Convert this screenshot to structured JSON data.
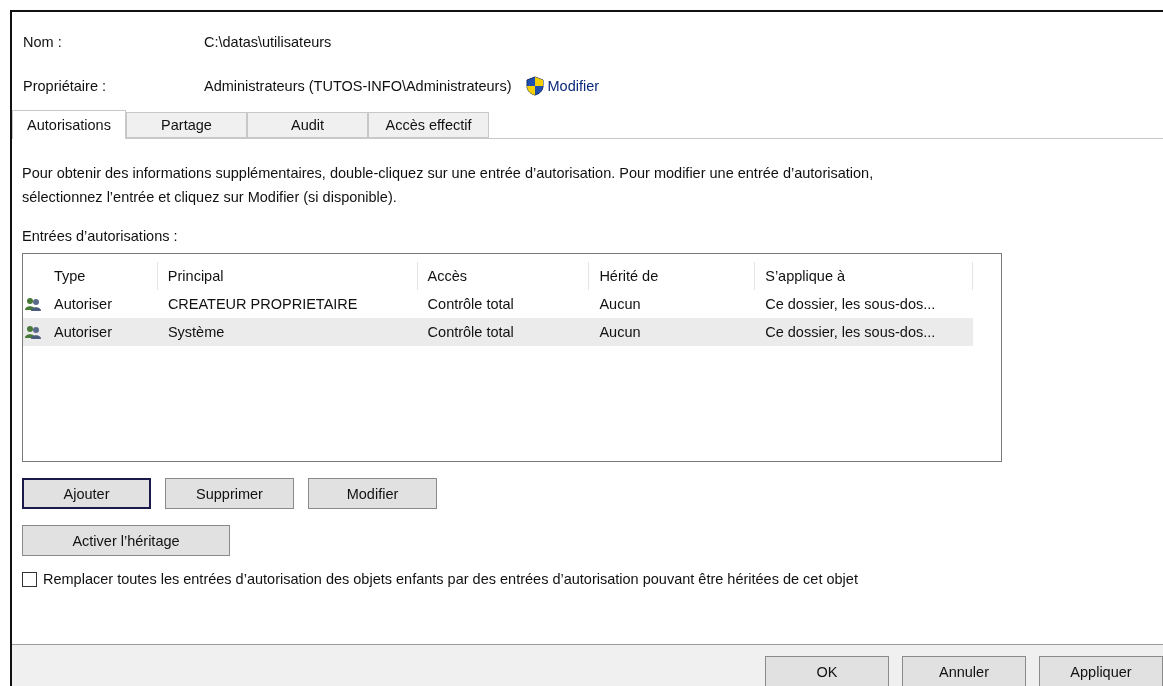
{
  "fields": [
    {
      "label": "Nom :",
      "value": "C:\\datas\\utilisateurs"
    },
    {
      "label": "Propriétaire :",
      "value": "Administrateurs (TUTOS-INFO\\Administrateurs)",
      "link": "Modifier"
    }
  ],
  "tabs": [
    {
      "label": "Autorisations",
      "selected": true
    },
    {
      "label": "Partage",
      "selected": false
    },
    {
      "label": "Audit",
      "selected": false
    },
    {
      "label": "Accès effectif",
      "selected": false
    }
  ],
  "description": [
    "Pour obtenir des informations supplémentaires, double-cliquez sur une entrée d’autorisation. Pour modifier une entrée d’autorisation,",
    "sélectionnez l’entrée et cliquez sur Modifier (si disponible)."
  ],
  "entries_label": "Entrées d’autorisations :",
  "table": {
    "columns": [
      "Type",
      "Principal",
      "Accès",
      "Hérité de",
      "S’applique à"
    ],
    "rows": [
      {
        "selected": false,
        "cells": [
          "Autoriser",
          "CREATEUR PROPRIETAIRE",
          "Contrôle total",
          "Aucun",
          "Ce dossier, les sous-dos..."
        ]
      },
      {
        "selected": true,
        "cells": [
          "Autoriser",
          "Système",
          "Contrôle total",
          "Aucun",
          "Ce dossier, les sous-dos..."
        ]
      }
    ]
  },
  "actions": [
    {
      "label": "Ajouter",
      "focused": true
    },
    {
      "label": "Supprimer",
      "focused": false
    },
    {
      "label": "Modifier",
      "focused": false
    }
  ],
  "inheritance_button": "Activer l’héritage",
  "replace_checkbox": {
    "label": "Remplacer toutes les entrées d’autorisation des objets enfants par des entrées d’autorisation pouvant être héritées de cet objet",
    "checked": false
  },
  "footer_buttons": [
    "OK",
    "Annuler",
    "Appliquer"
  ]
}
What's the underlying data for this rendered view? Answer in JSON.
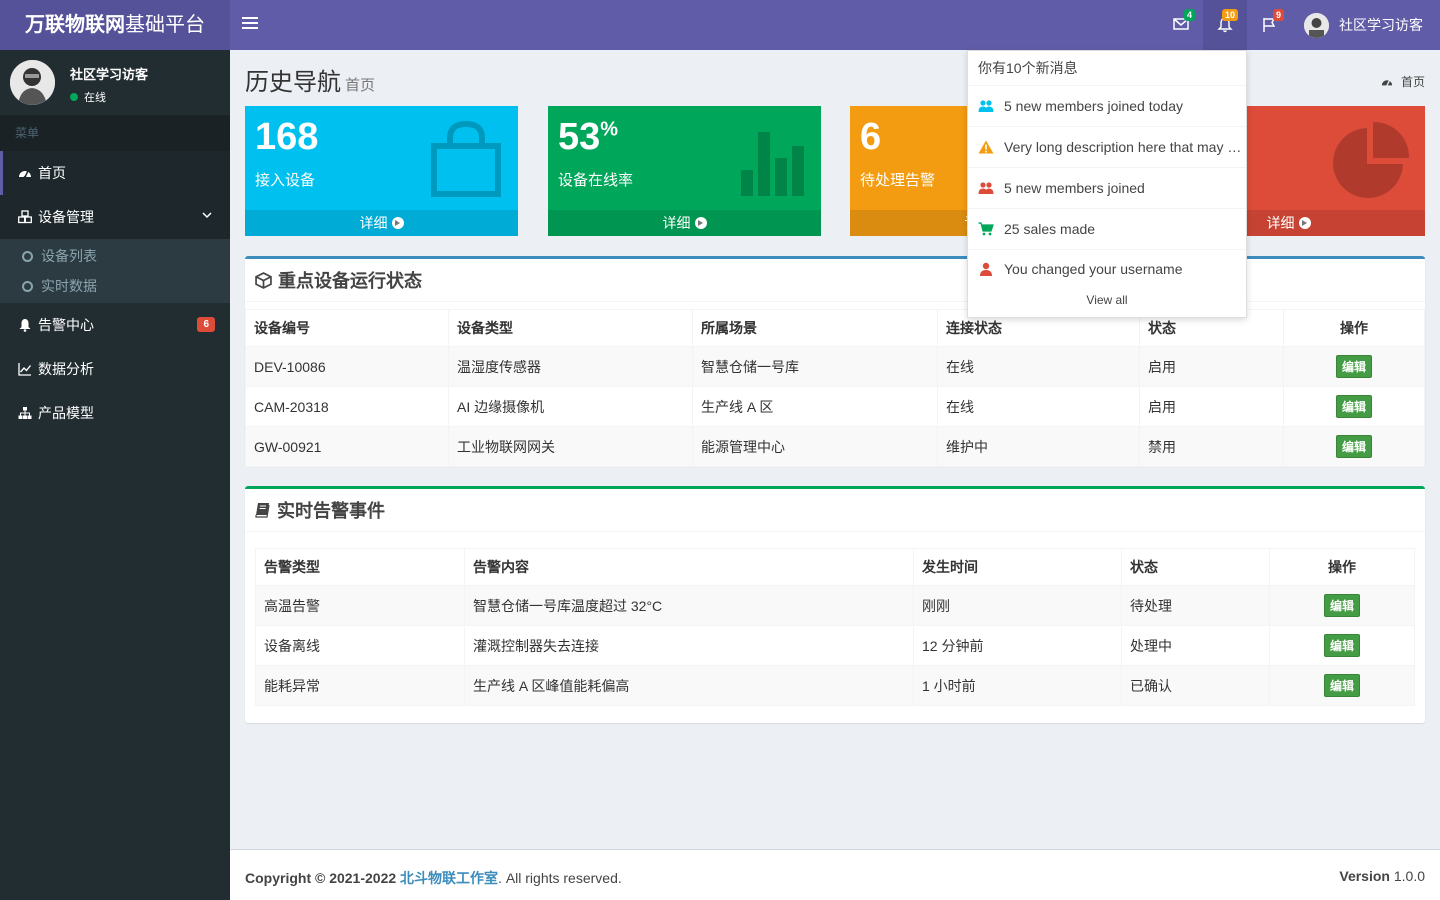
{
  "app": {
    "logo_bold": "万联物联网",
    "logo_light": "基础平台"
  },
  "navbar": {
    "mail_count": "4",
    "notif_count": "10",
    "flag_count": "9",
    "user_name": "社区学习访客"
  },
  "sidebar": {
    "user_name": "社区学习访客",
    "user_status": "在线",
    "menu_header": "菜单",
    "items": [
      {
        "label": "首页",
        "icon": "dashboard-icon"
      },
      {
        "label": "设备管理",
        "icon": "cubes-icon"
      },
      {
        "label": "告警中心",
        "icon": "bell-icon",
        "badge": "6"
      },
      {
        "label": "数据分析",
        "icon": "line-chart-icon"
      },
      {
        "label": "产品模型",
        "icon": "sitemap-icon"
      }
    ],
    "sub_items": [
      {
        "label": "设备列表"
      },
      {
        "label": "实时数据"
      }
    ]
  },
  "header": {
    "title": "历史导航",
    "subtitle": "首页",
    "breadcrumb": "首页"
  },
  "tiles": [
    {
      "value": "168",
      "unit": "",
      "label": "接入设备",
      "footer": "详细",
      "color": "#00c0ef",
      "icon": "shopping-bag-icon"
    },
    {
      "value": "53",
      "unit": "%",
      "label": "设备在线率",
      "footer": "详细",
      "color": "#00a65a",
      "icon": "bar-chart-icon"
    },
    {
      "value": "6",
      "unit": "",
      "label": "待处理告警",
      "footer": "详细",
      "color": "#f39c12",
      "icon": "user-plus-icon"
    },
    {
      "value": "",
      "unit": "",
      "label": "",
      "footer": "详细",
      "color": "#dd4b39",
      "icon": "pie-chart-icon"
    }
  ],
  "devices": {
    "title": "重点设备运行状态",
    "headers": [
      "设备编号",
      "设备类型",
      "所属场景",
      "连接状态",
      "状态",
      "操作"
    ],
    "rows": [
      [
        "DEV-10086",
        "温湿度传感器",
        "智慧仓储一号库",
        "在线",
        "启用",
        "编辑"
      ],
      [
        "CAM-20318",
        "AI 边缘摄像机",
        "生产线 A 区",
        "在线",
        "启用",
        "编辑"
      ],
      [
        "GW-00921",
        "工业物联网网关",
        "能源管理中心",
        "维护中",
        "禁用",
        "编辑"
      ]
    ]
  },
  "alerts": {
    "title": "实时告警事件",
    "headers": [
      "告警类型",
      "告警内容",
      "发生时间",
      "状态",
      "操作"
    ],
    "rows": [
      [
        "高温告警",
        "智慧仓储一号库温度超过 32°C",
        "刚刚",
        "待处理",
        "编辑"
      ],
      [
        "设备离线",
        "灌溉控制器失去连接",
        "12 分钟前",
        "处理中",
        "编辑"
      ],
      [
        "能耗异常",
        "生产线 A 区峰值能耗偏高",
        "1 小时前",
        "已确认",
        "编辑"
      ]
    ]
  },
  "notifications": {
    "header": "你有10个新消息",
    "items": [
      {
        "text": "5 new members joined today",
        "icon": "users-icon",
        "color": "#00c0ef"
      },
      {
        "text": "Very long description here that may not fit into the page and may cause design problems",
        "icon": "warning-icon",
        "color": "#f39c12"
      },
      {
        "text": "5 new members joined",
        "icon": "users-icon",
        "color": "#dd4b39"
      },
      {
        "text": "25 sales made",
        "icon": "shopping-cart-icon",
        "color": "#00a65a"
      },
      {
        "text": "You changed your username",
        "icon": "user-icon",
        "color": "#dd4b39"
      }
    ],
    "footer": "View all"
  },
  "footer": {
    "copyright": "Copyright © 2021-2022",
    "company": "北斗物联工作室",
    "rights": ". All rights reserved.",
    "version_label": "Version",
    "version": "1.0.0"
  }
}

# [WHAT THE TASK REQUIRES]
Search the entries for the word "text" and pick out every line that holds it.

# [EXPECTED ANSWER]
        "text": "5 new members joined today",
        "text": "Very long description here that may not fit into the page and may cause design problems",
        "text": "5 new members joined",
        "text": "25 sales made",
        "text": "You changed your username",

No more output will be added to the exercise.